Dataset rows for apps and sites:
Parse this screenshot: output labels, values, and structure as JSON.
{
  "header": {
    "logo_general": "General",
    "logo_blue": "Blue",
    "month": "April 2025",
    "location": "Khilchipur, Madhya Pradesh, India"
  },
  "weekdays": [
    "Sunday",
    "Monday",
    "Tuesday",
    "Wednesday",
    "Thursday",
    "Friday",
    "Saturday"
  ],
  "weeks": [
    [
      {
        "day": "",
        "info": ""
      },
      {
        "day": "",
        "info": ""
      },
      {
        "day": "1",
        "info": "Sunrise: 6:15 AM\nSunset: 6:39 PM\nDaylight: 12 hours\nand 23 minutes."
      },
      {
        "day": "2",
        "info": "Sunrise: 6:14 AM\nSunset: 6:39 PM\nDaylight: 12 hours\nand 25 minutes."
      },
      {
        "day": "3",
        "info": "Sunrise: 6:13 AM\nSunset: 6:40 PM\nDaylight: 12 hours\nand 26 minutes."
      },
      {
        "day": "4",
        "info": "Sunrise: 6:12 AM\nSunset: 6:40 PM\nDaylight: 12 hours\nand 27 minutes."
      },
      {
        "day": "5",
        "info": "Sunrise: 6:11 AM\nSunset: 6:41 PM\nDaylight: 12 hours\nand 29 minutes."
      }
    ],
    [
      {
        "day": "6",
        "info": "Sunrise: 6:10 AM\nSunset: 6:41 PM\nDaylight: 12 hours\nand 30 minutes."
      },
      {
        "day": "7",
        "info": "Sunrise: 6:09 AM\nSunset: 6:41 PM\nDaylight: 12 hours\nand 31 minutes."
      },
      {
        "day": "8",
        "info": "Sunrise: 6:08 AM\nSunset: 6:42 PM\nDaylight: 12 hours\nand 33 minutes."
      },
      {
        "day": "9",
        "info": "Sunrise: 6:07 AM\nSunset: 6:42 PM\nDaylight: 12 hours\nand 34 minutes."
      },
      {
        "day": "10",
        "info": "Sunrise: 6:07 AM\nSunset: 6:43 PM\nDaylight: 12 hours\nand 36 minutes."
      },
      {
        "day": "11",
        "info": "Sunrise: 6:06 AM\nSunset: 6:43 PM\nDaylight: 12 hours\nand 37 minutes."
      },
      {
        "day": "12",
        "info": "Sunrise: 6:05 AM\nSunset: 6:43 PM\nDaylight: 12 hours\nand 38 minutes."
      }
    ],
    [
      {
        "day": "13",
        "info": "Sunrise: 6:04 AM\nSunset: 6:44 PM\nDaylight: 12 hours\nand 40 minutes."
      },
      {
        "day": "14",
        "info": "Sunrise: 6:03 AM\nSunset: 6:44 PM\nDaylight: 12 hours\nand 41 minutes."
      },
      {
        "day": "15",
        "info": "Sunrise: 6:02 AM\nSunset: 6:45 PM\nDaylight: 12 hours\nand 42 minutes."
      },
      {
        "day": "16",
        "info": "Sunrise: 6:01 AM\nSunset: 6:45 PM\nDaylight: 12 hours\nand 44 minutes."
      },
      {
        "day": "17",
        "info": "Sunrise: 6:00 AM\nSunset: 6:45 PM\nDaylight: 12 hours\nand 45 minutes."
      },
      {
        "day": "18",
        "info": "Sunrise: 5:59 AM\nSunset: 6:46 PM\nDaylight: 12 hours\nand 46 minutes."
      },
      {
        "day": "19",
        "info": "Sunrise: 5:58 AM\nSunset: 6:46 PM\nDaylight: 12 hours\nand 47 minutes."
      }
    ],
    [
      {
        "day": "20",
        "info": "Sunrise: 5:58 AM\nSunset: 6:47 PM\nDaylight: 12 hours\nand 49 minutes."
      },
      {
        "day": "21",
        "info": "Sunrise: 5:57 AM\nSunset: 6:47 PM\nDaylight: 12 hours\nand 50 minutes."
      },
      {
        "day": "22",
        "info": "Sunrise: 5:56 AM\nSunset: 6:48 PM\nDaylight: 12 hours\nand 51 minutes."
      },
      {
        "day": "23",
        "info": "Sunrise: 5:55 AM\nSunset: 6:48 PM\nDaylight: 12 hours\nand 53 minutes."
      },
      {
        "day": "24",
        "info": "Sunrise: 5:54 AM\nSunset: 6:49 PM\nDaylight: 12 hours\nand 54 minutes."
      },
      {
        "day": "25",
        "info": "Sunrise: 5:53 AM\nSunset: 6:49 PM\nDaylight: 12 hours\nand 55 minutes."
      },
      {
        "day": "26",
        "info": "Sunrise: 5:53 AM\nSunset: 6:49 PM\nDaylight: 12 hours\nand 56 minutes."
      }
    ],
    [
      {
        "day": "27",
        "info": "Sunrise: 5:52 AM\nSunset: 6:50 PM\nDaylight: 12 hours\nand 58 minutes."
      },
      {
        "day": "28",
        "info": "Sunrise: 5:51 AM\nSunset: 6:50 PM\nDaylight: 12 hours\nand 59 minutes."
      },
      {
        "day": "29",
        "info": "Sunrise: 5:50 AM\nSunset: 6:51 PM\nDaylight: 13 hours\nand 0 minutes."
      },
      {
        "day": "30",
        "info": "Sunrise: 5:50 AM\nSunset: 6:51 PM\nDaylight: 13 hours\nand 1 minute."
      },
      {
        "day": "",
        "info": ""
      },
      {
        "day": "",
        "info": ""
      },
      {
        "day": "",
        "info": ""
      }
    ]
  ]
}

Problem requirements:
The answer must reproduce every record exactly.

Reply to the task:
Parse this screenshot: output labels, values, and structure as JSON.
{
  "header": {
    "logo_general": "General",
    "logo_blue": "Blue",
    "month": "April 2025",
    "location": "Khilchipur, Madhya Pradesh, India"
  },
  "weekdays": [
    "Sunday",
    "Monday",
    "Tuesday",
    "Wednesday",
    "Thursday",
    "Friday",
    "Saturday"
  ],
  "weeks": [
    [
      {
        "day": "",
        "info": ""
      },
      {
        "day": "",
        "info": ""
      },
      {
        "day": "1",
        "info": "Sunrise: 6:15 AM\nSunset: 6:39 PM\nDaylight: 12 hours\nand 23 minutes."
      },
      {
        "day": "2",
        "info": "Sunrise: 6:14 AM\nSunset: 6:39 PM\nDaylight: 12 hours\nand 25 minutes."
      },
      {
        "day": "3",
        "info": "Sunrise: 6:13 AM\nSunset: 6:40 PM\nDaylight: 12 hours\nand 26 minutes."
      },
      {
        "day": "4",
        "info": "Sunrise: 6:12 AM\nSunset: 6:40 PM\nDaylight: 12 hours\nand 27 minutes."
      },
      {
        "day": "5",
        "info": "Sunrise: 6:11 AM\nSunset: 6:41 PM\nDaylight: 12 hours\nand 29 minutes."
      }
    ],
    [
      {
        "day": "6",
        "info": "Sunrise: 6:10 AM\nSunset: 6:41 PM\nDaylight: 12 hours\nand 30 minutes."
      },
      {
        "day": "7",
        "info": "Sunrise: 6:09 AM\nSunset: 6:41 PM\nDaylight: 12 hours\nand 31 minutes."
      },
      {
        "day": "8",
        "info": "Sunrise: 6:08 AM\nSunset: 6:42 PM\nDaylight: 12 hours\nand 33 minutes."
      },
      {
        "day": "9",
        "info": "Sunrise: 6:07 AM\nSunset: 6:42 PM\nDaylight: 12 hours\nand 34 minutes."
      },
      {
        "day": "10",
        "info": "Sunrise: 6:07 AM\nSunset: 6:43 PM\nDaylight: 12 hours\nand 36 minutes."
      },
      {
        "day": "11",
        "info": "Sunrise: 6:06 AM\nSunset: 6:43 PM\nDaylight: 12 hours\nand 37 minutes."
      },
      {
        "day": "12",
        "info": "Sunrise: 6:05 AM\nSunset: 6:43 PM\nDaylight: 12 hours\nand 38 minutes."
      }
    ],
    [
      {
        "day": "13",
        "info": "Sunrise: 6:04 AM\nSunset: 6:44 PM\nDaylight: 12 hours\nand 40 minutes."
      },
      {
        "day": "14",
        "info": "Sunrise: 6:03 AM\nSunset: 6:44 PM\nDaylight: 12 hours\nand 41 minutes."
      },
      {
        "day": "15",
        "info": "Sunrise: 6:02 AM\nSunset: 6:45 PM\nDaylight: 12 hours\nand 42 minutes."
      },
      {
        "day": "16",
        "info": "Sunrise: 6:01 AM\nSunset: 6:45 PM\nDaylight: 12 hours\nand 44 minutes."
      },
      {
        "day": "17",
        "info": "Sunrise: 6:00 AM\nSunset: 6:45 PM\nDaylight: 12 hours\nand 45 minutes."
      },
      {
        "day": "18",
        "info": "Sunrise: 5:59 AM\nSunset: 6:46 PM\nDaylight: 12 hours\nand 46 minutes."
      },
      {
        "day": "19",
        "info": "Sunrise: 5:58 AM\nSunset: 6:46 PM\nDaylight: 12 hours\nand 47 minutes."
      }
    ],
    [
      {
        "day": "20",
        "info": "Sunrise: 5:58 AM\nSunset: 6:47 PM\nDaylight: 12 hours\nand 49 minutes."
      },
      {
        "day": "21",
        "info": "Sunrise: 5:57 AM\nSunset: 6:47 PM\nDaylight: 12 hours\nand 50 minutes."
      },
      {
        "day": "22",
        "info": "Sunrise: 5:56 AM\nSunset: 6:48 PM\nDaylight: 12 hours\nand 51 minutes."
      },
      {
        "day": "23",
        "info": "Sunrise: 5:55 AM\nSunset: 6:48 PM\nDaylight: 12 hours\nand 53 minutes."
      },
      {
        "day": "24",
        "info": "Sunrise: 5:54 AM\nSunset: 6:49 PM\nDaylight: 12 hours\nand 54 minutes."
      },
      {
        "day": "25",
        "info": "Sunrise: 5:53 AM\nSunset: 6:49 PM\nDaylight: 12 hours\nand 55 minutes."
      },
      {
        "day": "26",
        "info": "Sunrise: 5:53 AM\nSunset: 6:49 PM\nDaylight: 12 hours\nand 56 minutes."
      }
    ],
    [
      {
        "day": "27",
        "info": "Sunrise: 5:52 AM\nSunset: 6:50 PM\nDaylight: 12 hours\nand 58 minutes."
      },
      {
        "day": "28",
        "info": "Sunrise: 5:51 AM\nSunset: 6:50 PM\nDaylight: 12 hours\nand 59 minutes."
      },
      {
        "day": "29",
        "info": "Sunrise: 5:50 AM\nSunset: 6:51 PM\nDaylight: 13 hours\nand 0 minutes."
      },
      {
        "day": "30",
        "info": "Sunrise: 5:50 AM\nSunset: 6:51 PM\nDaylight: 13 hours\nand 1 minute."
      },
      {
        "day": "",
        "info": ""
      },
      {
        "day": "",
        "info": ""
      },
      {
        "day": "",
        "info": ""
      }
    ]
  ]
}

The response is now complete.